[App and web page records]
■ ■ ■
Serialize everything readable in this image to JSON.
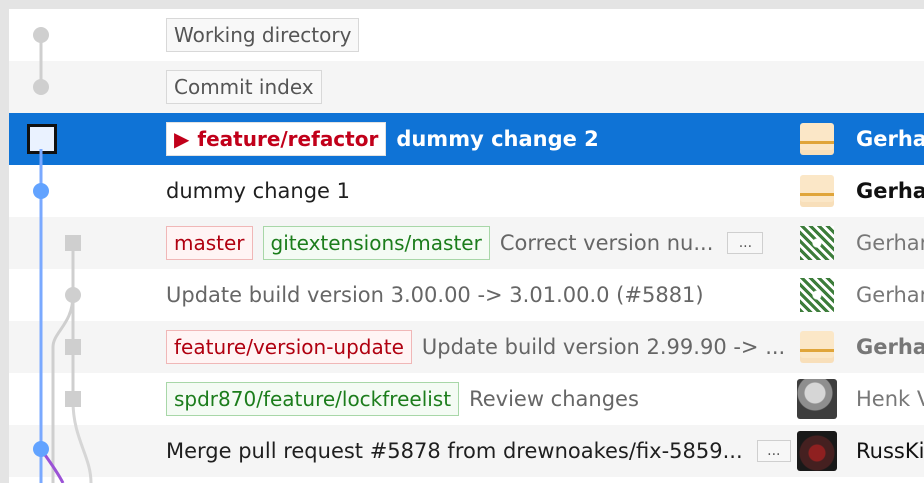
{
  "rows": [
    {
      "type": "virtual",
      "message": "Working directory"
    },
    {
      "type": "virtual",
      "message": "Commit index"
    },
    {
      "type": "commit",
      "selected": true,
      "current_branch": "feature/refactor",
      "message": "dummy change 2",
      "author": "Gerha",
      "avatar": "pixel-avatar"
    },
    {
      "type": "commit",
      "message": "dummy change 1",
      "author": "Gerha",
      "avatar": "pixel-avatar"
    },
    {
      "type": "commit",
      "refs": [
        {
          "label": "master",
          "kind": "red"
        },
        {
          "label": "gitextensions/master",
          "kind": "green"
        }
      ],
      "message": "Correct version nu...",
      "author": "Gerhar",
      "avatar": "pattern-avatar",
      "more": "..."
    },
    {
      "type": "commit",
      "message": "Update build version 3.00.00 -> 3.01.00.0 (#5881)",
      "author": "Gerhar",
      "avatar": "pattern-avatar"
    },
    {
      "type": "commit",
      "refs": [
        {
          "label": "feature/version-update",
          "kind": "red"
        }
      ],
      "message": "Update build version 2.99.90 -> ...",
      "author": "Gerha",
      "avatar": "pixel-avatar"
    },
    {
      "type": "commit",
      "refs": [
        {
          "label": "spdr870/feature/lockfreelist",
          "kind": "green"
        }
      ],
      "message": "Review changes",
      "author": "Henk V",
      "avatar": "photo-avatar"
    },
    {
      "type": "commit",
      "message": "Merge pull request #5878 from drewnoakes/fix-5859...",
      "author": "RussKi",
      "avatar": "red-photo-avatar",
      "more": "..."
    }
  ],
  "colors": {
    "selected": "#0f73d6",
    "line_gray": "#cfcfcf",
    "line_blue": "#7aa9ff",
    "line_purple": "#9b52d6",
    "node_blue": "#62a3ff",
    "node_gray": "#cfcfcf"
  }
}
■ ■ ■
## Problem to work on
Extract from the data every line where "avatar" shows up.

## Output of the exercise
      "avatar": "pixel-avatar"
      "avatar": "pixel-avatar"
      "avatar": "pattern-avatar",
      "avatar": "pattern-avatar"
      "avatar": "pixel-avatar"
      "avatar": "photo-avatar"
      "avatar": "red-photo-avatar",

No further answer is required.